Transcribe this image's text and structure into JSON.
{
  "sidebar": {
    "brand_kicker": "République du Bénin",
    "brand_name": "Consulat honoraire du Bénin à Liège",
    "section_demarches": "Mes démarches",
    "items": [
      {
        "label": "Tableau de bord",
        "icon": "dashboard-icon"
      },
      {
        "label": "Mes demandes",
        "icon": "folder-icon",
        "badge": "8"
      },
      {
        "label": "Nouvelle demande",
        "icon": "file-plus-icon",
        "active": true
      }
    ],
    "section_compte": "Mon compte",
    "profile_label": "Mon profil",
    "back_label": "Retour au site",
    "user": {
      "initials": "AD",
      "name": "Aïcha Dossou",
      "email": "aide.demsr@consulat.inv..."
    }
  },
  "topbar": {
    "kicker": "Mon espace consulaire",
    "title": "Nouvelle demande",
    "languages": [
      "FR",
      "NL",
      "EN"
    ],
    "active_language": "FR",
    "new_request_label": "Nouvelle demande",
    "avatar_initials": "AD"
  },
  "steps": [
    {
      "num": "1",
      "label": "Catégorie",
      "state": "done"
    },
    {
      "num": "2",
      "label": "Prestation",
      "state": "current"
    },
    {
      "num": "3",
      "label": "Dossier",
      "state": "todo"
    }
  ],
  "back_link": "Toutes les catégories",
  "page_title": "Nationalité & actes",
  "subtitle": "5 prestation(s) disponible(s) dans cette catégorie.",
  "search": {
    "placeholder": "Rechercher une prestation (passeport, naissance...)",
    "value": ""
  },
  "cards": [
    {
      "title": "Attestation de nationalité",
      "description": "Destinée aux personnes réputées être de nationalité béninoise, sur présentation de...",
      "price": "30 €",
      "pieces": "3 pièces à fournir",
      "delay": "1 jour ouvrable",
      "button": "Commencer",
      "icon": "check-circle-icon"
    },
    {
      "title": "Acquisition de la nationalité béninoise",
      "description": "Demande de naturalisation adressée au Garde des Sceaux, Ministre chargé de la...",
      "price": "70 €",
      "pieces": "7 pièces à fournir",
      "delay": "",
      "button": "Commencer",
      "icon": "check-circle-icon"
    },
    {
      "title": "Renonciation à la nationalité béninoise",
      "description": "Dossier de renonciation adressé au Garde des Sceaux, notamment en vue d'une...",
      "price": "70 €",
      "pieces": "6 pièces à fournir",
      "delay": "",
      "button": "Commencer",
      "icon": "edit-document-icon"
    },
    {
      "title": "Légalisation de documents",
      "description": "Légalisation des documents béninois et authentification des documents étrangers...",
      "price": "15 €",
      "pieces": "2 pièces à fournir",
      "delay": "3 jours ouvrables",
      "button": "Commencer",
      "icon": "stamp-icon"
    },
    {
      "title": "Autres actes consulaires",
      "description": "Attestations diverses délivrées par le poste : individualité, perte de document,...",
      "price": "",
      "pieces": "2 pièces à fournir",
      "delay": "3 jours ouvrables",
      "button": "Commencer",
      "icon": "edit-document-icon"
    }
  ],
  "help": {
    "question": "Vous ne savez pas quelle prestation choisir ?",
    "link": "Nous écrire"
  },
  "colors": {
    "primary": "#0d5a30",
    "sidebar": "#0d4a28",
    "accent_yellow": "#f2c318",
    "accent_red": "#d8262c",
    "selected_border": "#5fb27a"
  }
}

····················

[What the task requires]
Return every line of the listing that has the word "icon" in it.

[Reply]
        "icon": "dashboard-icon"
        "icon": "folder-icon",
        "icon": "file-plus-icon",
      "icon": "check-circle-icon"
      "icon": "check-circle-icon"
      "icon": "edit-document-icon"
      "icon": "stamp-icon"
      "icon": "edit-document-icon"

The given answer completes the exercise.